In a written statement sent Friday afternoon, Bartnik said that, if reelected, she would make decisions with the town’s “long-term viability” in mind.
“I’d like to see us work with staff and the community to develop a plan to achieve the Net Zero by 2030 prudently, consider how we might shore up the Town’s financial future, explore how we work with partners for efficient and effective service delivery to residents, consider options to improve housing and child care market pressures and continue to strengthen a culture of community engagement across town initiatives,” she said in the statement.
Getting sustainability done
Another topic discussed by multiple candidates was environmental sustainability.

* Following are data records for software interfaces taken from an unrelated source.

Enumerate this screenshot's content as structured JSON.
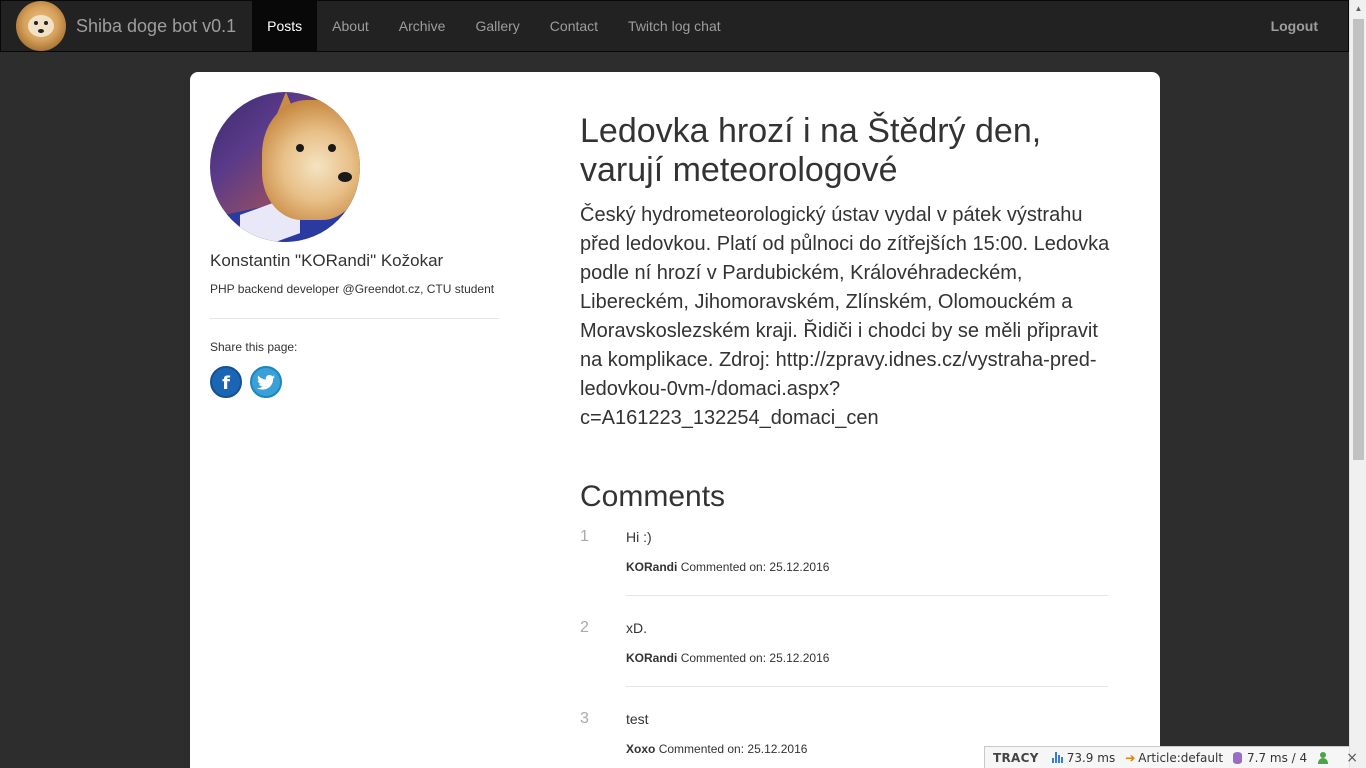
{
  "navbar": {
    "brand": "Shiba doge bot v0.1",
    "items": [
      {
        "label": "Posts",
        "active": true
      },
      {
        "label": "About",
        "active": false
      },
      {
        "label": "Archive",
        "active": false
      },
      {
        "label": "Gallery",
        "active": false
      },
      {
        "label": "Contact",
        "active": false
      },
      {
        "label": "Twitch log chat",
        "active": false
      }
    ],
    "logout": "Logout"
  },
  "sidebar": {
    "author_name": "Konstantin \"KORandi\" Kožokar",
    "author_bio": "PHP backend developer @Greendot.cz, CTU student",
    "share_label": "Share this page:",
    "social": [
      {
        "name": "facebook",
        "glyph": "f",
        "color": "#1a66b5"
      },
      {
        "name": "twitter",
        "color": "#3aa0d8"
      }
    ]
  },
  "article": {
    "title": "Ledovka hrozí i na Štědrý den, varují meteorologové",
    "body": "Český hydrometeorologický ústav vydal v pátek výstrahu před ledovkou. Platí od půlnoci do zítřejších 15:00. Ledovka podle ní hrozí v Pardubickém, Královéhradeckém, Libereckém, Jihomoravském, Zlínském, Olomouckém a Moravskoslezském kraji. Řidiči i chodci by se měli připravit na komplikace. Zdroj: http://zpravy.idnes.cz/vystraha-pred-ledovkou-0vm-/domaci.aspx?c=A161223_132254_domaci_cen"
  },
  "comments": {
    "heading": "Comments",
    "items": [
      {
        "num": "1",
        "text": "Hi :)",
        "author": "KORandi",
        "meta": "Commented on: 25.12.2016"
      },
      {
        "num": "2",
        "text": "xD.",
        "author": "KORandi",
        "meta": "Commented on: 25.12.2016"
      },
      {
        "num": "3",
        "text": "test",
        "author": "Xoxo",
        "meta": "Commented on: 25.12.2016"
      }
    ]
  },
  "tracy": {
    "logo": "TRACY",
    "time": "73.9 ms",
    "presenter": "Article:default",
    "db": "7.7 ms / 4",
    "close": "×"
  }
}
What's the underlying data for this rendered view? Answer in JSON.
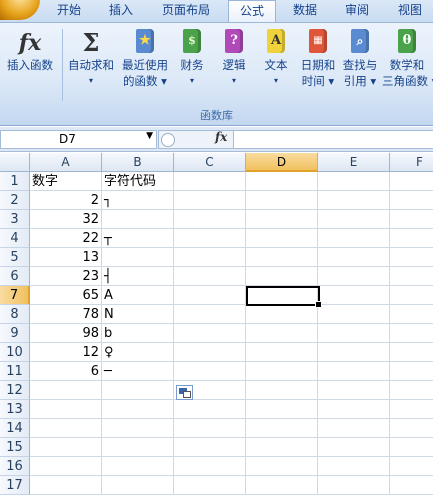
{
  "ribbon_tabs": [
    "开始",
    "插入",
    "页面布局",
    "公式",
    "数据",
    "审阅",
    "视图"
  ],
  "active_tab": "公式",
  "ribbon_buttons": {
    "insert_function": {
      "line1": "插入函数",
      "line2": "",
      "icon": "fx-icon"
    },
    "autosum": {
      "line1": "自动求和",
      "line2": "▾",
      "icon": "sigma-icon"
    },
    "recent": {
      "line1": "最近使用",
      "line2": "的函数 ▾",
      "icon": "star-book-icon"
    },
    "financial": {
      "line1": "财务",
      "line2": "▾",
      "icon": "finance-book-icon"
    },
    "logical": {
      "line1": "逻辑",
      "line2": "▾",
      "icon": "question-book-icon"
    },
    "text": {
      "line1": "文本",
      "line2": "▾",
      "icon": "text-book-icon"
    },
    "datetime": {
      "line1": "日期和",
      "line2": "时间 ▾",
      "icon": "calendar-book-icon"
    },
    "lookup": {
      "line1": "查找与",
      "line2": "引用 ▾",
      "icon": "lookup-book-icon"
    },
    "math": {
      "line1": "数学和",
      "line2": "三角函数 ▾",
      "icon": "theta-book-icon"
    }
  },
  "ribbon_group_label": "函数库",
  "formula_bar": {
    "name_box": "D7",
    "fx_label": "fx",
    "formula": ""
  },
  "columns": [
    "A",
    "B",
    "C",
    "D",
    "E",
    "F"
  ],
  "selected_column": "D",
  "selected_row": "7",
  "rows": [
    {
      "n": "1",
      "a": "数字",
      "b": "字符代码"
    },
    {
      "n": "2",
      "a": "2",
      "b": "┐"
    },
    {
      "n": "3",
      "a": "32",
      "b": ""
    },
    {
      "n": "4",
      "a": "22",
      "b": "┬"
    },
    {
      "n": "5",
      "a": "13",
      "b": ""
    },
    {
      "n": "6",
      "a": "23",
      "b": "┤"
    },
    {
      "n": "7",
      "a": "65",
      "b": "A"
    },
    {
      "n": "8",
      "a": "78",
      "b": "N"
    },
    {
      "n": "9",
      "a": "98",
      "b": "b"
    },
    {
      "n": "10",
      "a": "12",
      "b": "♀"
    },
    {
      "n": "11",
      "a": "6",
      "b": "─"
    },
    {
      "n": "12",
      "a": "",
      "b": ""
    },
    {
      "n": "13",
      "a": "",
      "b": ""
    },
    {
      "n": "14",
      "a": "",
      "b": ""
    },
    {
      "n": "15",
      "a": "",
      "b": ""
    },
    {
      "n": "16",
      "a": "",
      "b": ""
    },
    {
      "n": "17",
      "a": "",
      "b": ""
    }
  ],
  "colors": {
    "accent": "#15428b",
    "selection_header": "#f1c15f"
  }
}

Bruckman was the first to be asked about this, given her position as director of sustainability and compost operations manager at Vail Honeywagon.
Bruckman called for a “multifaceted approach” to working towards Eagle’s recently adopted goal of having net-zero carbon emissions by 2030.

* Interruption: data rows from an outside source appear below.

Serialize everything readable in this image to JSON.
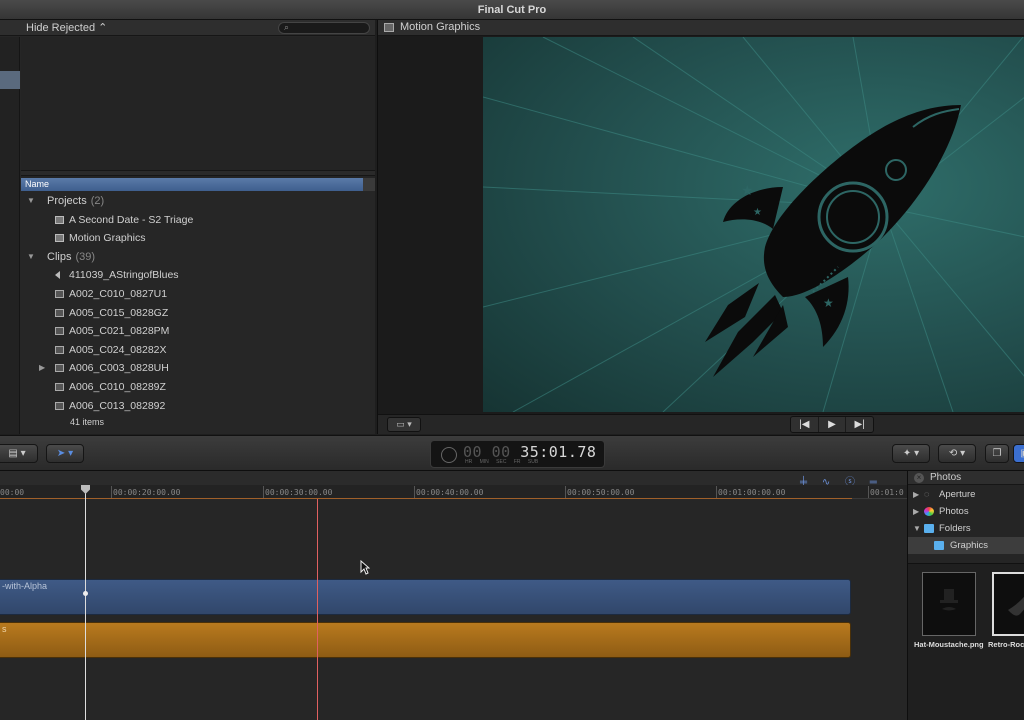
{
  "app": {
    "title": "Final Cut Pro"
  },
  "browser": {
    "filter": "Hide Rejected ⌃",
    "column_name": "Name",
    "groups": [
      {
        "label": "Projects",
        "count": "(2)"
      },
      {
        "label": "Clips",
        "count": "(39)"
      }
    ],
    "projects": [
      "A Second Date - S2 Triage",
      "Motion Graphics"
    ],
    "clips": [
      "411039_AStringofBlues",
      "A002_C010_0827U1",
      "A005_C015_0828GZ",
      "A005_C021_0828PM",
      "A005_C024_08282X",
      "A006_C003_0828UH",
      "A006_C010_08289Z",
      "A006_C013_082892"
    ],
    "items_count": "41 items"
  },
  "viewer": {
    "title": "Motion Graphics",
    "transport": {
      "prev": "|◀",
      "play": "▶",
      "next": "▶|"
    }
  },
  "toolbar": {
    "timecode": {
      "dim": "00 00 ",
      "main": "35:01.78",
      "units": "HR MIN SEC FR SUB"
    }
  },
  "timeline": {
    "ruler": [
      "00:00",
      "00:00:20:00.00",
      "00:00:30:00.00",
      "00:00:40:00.00",
      "00:00:50:00.00",
      "00:01:00:00.00",
      "00:01:0"
    ],
    "clips": {
      "blue": "-with-Alpha",
      "orange": "s"
    }
  },
  "media_browser": {
    "title": "Photos",
    "sources": [
      "Aperture",
      "Photos",
      "Folders",
      "Graphics"
    ],
    "thumbs": [
      "Hat-Moustache.png",
      "Retro-Roc"
    ]
  },
  "colors": {
    "accent": "#3f5f8e",
    "playhead": "#e06060",
    "connected_clip": "#3f5a86",
    "audio_clip": "#b97a1e"
  }
}
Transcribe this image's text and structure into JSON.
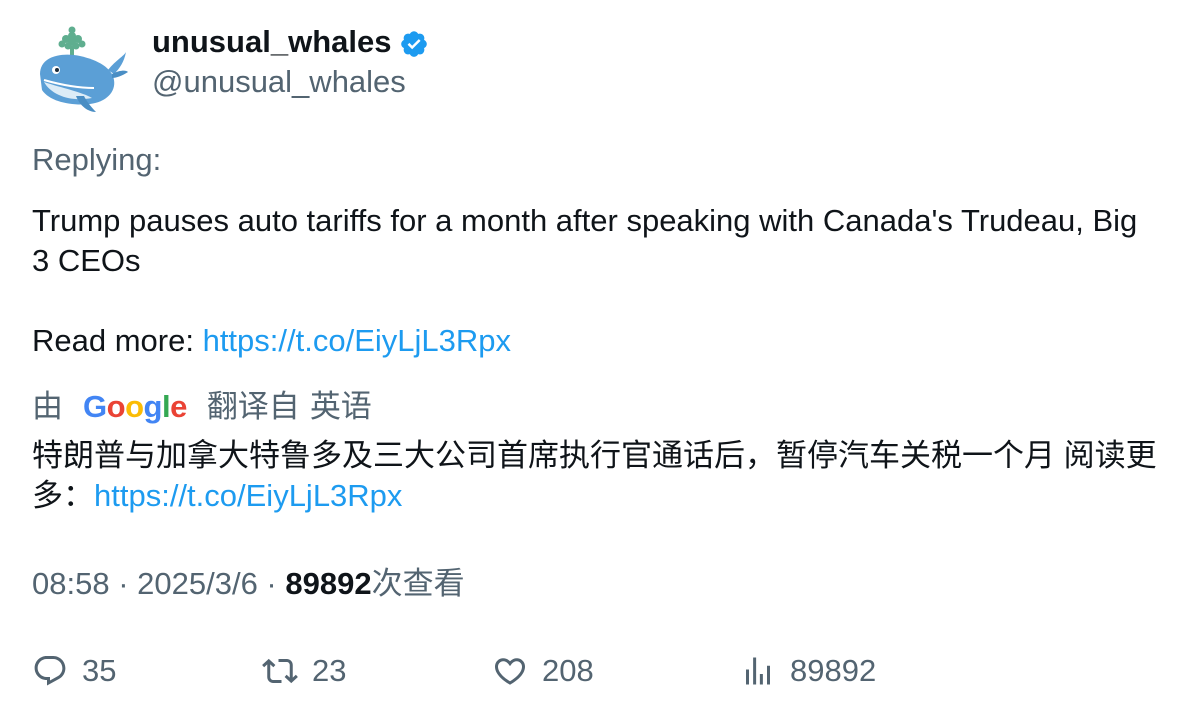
{
  "author": {
    "display_name": "unusual_whales",
    "handle": "@unusual_whales",
    "verified": true,
    "avatar_icon": "whale-avatar-icon"
  },
  "tweet": {
    "replying_label": "Replying:",
    "text_line1": "Trump pauses auto tariffs for a month after speaking with Canada's Trudeau, Big 3 CEOs",
    "read_more_label": "Read more: ",
    "link": "https://t.co/EiyLjL3Rpx"
  },
  "translation": {
    "by_label": "由",
    "provider": "Google",
    "translated_from_label": "翻译自",
    "source_language": "英语",
    "text": "特朗普与加拿大特鲁多及三大公司首席执行官通话后，暂停汽车关税一个月 阅读更多：",
    "link": "https://t.co/EiyLjL3Rpx"
  },
  "meta": {
    "time": "08:58",
    "separator": " · ",
    "date": "2025/3/6",
    "views_count": "89892",
    "views_label": "次查看"
  },
  "actions": {
    "replies": "35",
    "retweets": "23",
    "likes": "208",
    "views": "89892"
  },
  "colors": {
    "link": "#1d9bf0",
    "secondary_text": "#536471",
    "primary_text": "#0f1419",
    "verified_badge": "#1d9bf0"
  }
}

If elected, Bruckman said she would support more “carbon-neutral building” and more diverse transit options accessible to people of all income levels.
Another cost-effective way to work toward this goal is maintaining the health of agricultural areas and open spaces that pull carbon out of the atmosphere and back into the soil through a process called “carbon sequestration,” she said.

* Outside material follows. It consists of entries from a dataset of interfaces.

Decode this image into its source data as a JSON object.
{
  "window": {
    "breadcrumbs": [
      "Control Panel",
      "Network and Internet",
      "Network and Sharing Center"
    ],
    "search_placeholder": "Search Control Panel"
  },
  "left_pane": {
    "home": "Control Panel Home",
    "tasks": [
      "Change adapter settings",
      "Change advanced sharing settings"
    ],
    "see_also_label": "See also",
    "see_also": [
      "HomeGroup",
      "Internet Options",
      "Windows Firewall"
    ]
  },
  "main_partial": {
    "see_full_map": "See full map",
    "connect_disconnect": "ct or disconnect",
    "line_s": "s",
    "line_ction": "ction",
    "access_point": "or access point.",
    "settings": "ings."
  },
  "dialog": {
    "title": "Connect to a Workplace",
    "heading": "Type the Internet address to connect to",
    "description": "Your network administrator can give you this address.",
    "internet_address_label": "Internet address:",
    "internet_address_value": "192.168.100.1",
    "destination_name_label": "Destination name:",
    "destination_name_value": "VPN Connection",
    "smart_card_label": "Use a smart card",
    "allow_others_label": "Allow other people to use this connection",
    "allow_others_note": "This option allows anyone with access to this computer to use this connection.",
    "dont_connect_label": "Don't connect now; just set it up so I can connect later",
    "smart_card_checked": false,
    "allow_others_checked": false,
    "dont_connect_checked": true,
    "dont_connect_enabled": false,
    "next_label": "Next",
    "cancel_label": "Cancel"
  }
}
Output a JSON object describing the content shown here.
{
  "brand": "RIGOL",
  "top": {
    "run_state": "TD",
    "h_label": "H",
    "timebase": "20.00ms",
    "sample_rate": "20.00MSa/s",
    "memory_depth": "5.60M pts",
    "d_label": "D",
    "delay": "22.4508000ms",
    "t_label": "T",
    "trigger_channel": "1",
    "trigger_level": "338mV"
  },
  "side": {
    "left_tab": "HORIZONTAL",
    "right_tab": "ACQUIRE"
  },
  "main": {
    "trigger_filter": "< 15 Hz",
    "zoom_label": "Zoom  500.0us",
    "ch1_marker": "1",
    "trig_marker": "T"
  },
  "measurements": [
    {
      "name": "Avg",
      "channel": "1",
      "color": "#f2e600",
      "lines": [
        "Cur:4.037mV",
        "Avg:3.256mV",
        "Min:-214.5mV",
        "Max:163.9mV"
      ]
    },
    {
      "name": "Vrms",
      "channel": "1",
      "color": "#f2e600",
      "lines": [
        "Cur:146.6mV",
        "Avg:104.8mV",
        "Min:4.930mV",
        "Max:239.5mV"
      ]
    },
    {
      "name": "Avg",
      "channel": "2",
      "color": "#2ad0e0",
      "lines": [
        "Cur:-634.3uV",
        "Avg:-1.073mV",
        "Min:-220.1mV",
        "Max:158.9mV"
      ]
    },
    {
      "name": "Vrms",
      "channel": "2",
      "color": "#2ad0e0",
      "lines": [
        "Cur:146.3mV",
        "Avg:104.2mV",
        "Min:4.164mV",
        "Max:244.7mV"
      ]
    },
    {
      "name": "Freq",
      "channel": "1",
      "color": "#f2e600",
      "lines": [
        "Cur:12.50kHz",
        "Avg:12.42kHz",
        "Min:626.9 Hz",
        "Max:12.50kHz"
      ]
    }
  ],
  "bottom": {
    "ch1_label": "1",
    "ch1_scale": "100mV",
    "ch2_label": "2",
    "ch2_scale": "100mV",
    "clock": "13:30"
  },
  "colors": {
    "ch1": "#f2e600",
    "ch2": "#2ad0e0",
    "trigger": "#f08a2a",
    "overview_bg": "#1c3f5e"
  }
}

Many carbon emission reduction efforts currently being explored have a high potential for return on investment and can save the town money over time, Grimmer said.
Making common-sense changes to be a more sustainable as a town is an effort that should include people of all backgrounds and ideologies, he said, rejecting the idea of sustainability as a politically divisive issue.
“Don’t push people; just create a vision that pulls people,” Grimmer said.
Arbogast advocated for educating local homeowners on how to make their houses more energy and water efficient and providing economic incentives for sustainable upgrades like high-efficiency water meters.
Listening to locals
After two rounds of questions by the moderator, a representative of the Eagle Chamber of Commerce asked each candidate the same two questions: How can the Town Council and the chamber work more closely together, and how should the Town Council support local businesses?
The Town Council should appoint a liaison to facilitate smoother communication between the council and the Chamber of Commerce, Sunday said. This would help council members be more attuned to the needs of small businesses like his, Alpine Vending & Video Inc.
The town should hold more public events that highlight local businesses like the ARTwalk, Parrish said. Grimmer took this one step further, suggested the town create a walkable “art district” on Second Street like the one in Crested Butte.
Haims and Woodworth Foral spoke about the importance of listening to the community and allowing business owners and other residents to inform the town’s decisions around what is best for them.
Gleiss suggested taking notes from other Western Slope towns that have been capitalizing on their access to public land and open spaces to support new business. This model would work well for Eagle, he said.
The future Town Council should prioritize public engagement, be “proactive instead of reactive” and provide town staff with the resources they need to be successful, Woodworth Foral said. After all, town employees are the ones that make it all happen, she said.
The town should consider offering economic incentives for new child care centers to come to Eagle as the lack of local, affordable child care has been debilitating for many parents, Arbogast said.
Gleiss advocated for investing in more sports and recreational opportunities for the town’s youth. He said he was inspired by his daughter to run for Town Council and make sure she has access to things he didn’t have growing up.
At the end of the evening, Brubeck, the event’s moderator, urged everyone to vote in the election on Nov. 2 and get involved in their local government by going to Town Council meetings or watching them online.
Email Kelli Duncan at firstname.lastname@example.org